Page and application data records:
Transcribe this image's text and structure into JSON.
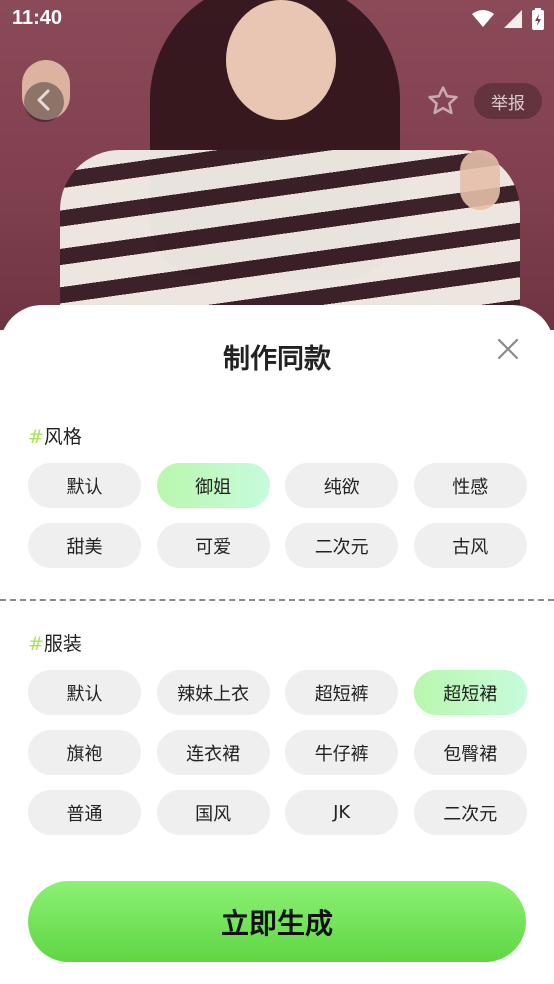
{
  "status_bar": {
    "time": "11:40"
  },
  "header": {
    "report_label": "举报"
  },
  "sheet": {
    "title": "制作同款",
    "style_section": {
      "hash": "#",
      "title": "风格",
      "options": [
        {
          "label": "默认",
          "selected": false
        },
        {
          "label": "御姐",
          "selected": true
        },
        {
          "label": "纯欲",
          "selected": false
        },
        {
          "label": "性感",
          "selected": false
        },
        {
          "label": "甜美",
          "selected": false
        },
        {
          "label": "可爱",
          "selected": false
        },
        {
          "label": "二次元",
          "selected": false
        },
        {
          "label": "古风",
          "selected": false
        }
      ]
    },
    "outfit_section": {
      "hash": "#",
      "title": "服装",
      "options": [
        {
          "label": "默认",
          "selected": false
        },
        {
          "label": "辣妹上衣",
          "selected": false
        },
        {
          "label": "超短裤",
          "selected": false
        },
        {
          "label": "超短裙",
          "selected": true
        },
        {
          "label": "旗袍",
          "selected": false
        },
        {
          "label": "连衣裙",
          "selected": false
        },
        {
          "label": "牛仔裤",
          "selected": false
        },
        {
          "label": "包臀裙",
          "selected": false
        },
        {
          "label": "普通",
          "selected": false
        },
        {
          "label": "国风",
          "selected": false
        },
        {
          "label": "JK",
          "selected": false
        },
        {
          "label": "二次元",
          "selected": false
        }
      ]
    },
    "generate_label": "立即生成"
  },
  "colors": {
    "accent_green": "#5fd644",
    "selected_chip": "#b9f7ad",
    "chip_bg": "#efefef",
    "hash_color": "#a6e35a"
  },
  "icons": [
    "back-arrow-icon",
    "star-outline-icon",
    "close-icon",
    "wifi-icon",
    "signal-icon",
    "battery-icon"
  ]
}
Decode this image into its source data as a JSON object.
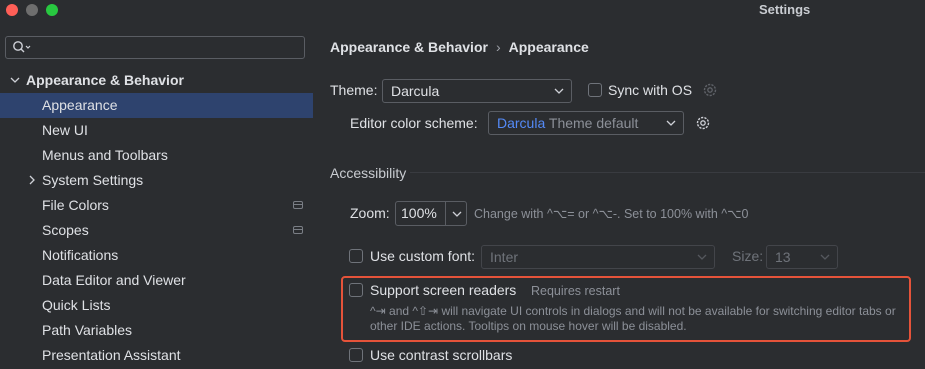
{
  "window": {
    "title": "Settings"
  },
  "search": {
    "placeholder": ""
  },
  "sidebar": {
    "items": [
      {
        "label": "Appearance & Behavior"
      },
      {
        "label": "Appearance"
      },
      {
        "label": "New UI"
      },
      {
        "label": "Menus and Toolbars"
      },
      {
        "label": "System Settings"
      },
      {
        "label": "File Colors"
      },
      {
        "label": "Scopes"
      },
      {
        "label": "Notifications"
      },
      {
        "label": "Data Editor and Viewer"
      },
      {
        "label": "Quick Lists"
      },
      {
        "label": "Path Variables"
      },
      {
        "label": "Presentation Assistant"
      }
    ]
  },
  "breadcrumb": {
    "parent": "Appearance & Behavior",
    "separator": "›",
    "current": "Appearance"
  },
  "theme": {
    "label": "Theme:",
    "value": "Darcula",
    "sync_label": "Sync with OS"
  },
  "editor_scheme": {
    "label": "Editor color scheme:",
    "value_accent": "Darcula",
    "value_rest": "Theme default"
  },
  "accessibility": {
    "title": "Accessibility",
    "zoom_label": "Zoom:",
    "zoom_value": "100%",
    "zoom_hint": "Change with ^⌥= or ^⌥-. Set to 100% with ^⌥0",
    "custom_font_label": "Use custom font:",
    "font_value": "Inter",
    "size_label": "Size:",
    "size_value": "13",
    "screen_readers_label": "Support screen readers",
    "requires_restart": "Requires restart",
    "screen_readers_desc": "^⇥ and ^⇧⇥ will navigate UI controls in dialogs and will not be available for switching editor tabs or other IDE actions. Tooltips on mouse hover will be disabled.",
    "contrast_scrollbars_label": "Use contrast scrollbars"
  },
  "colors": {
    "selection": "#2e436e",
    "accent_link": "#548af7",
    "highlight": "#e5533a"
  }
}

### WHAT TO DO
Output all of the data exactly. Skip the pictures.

### OUTPUT
Transcribe this image's text and structure into JSON.
{
  "status_bar": {
    "time": "11:40"
  },
  "header": {
    "report_label": "举报"
  },
  "sheet": {
    "title": "制作同款",
    "style_section": {
      "hash": "#",
      "title": "风格",
      "options": [
        {
          "label": "默认",
          "selected": false
        },
        {
          "label": "御姐",
          "selected": true
        },
        {
          "label": "纯欲",
          "selected": false
        },
        {
          "label": "性感",
          "selected": false
        },
        {
          "label": "甜美",
          "selected": false
        },
        {
          "label": "可爱",
          "selected": false
        },
        {
          "label": "二次元",
          "selected": false
        },
        {
          "label": "古风",
          "selected": false
        }
      ]
    },
    "outfit_section": {
      "hash": "#",
      "title": "服装",
      "options": [
        {
          "label": "默认",
          "selected": false
        },
        {
          "label": "辣妹上衣",
          "selected": false
        },
        {
          "label": "超短裤",
          "selected": false
        },
        {
          "label": "超短裙",
          "selected": true
        },
        {
          "label": "旗袍",
          "selected": false
        },
        {
          "label": "连衣裙",
          "selected": false
        },
        {
          "label": "牛仔裤",
          "selected": false
        },
        {
          "label": "包臀裙",
          "selected": false
        },
        {
          "label": "普通",
          "selected": false
        },
        {
          "label": "国风",
          "selected": false
        },
        {
          "label": "JK",
          "selected": false
        },
        {
          "label": "二次元",
          "selected": false
        }
      ]
    },
    "generate_label": "立即生成"
  },
  "colors": {
    "accent_green": "#5fd644",
    "selected_chip": "#b9f7ad",
    "chip_bg": "#efefef",
    "hash_color": "#a6e35a"
  },
  "icons": [
    "back-arrow-icon",
    "star-outline-icon",
    "close-icon",
    "wifi-icon",
    "signal-icon",
    "battery-icon"
  ]
}
Decode this image into its source data as a JSON object.
{
  "window": {
    "title": "Settings"
  },
  "search": {
    "placeholder": ""
  },
  "sidebar": {
    "items": [
      {
        "label": "Appearance & Behavior"
      },
      {
        "label": "Appearance"
      },
      {
        "label": "New UI"
      },
      {
        "label": "Menus and Toolbars"
      },
      {
        "label": "System Settings"
      },
      {
        "label": "File Colors"
      },
      {
        "label": "Scopes"
      },
      {
        "label": "Notifications"
      },
      {
        "label": "Data Editor and Viewer"
      },
      {
        "label": "Quick Lists"
      },
      {
        "label": "Path Variables"
      },
      {
        "label": "Presentation Assistant"
      }
    ]
  },
  "breadcrumb": {
    "parent": "Appearance & Behavior",
    "separator": "›",
    "current": "Appearance"
  },
  "theme": {
    "label": "Theme:",
    "value": "Darcula",
    "sync_label": "Sync with OS"
  },
  "editor_scheme": {
    "label": "Editor color scheme:",
    "value_accent": "Darcula",
    "value_rest": "Theme default"
  },
  "accessibility": {
    "title": "Accessibility",
    "zoom_label": "Zoom:",
    "zoom_value": "100%",
    "zoom_hint": "Change with ^⌥= or ^⌥-. Set to 100% with ^⌥0",
    "custom_font_label": "Use custom font:",
    "font_value": "Inter",
    "size_label": "Size:",
    "size_value": "13",
    "screen_readers_label": "Support screen readers",
    "requires_restart": "Requires restart",
    "screen_readers_desc": "^⇥ and ^⇧⇥ will navigate UI controls in dialogs and will not be available for switching editor tabs or other IDE actions. Tooltips on mouse hover will be disabled.",
    "contrast_scrollbars_label": "Use contrast scrollbars"
  },
  "colors": {
    "selection": "#2e436e",
    "accent_link": "#548af7",
    "highlight": "#e5533a"
  }
}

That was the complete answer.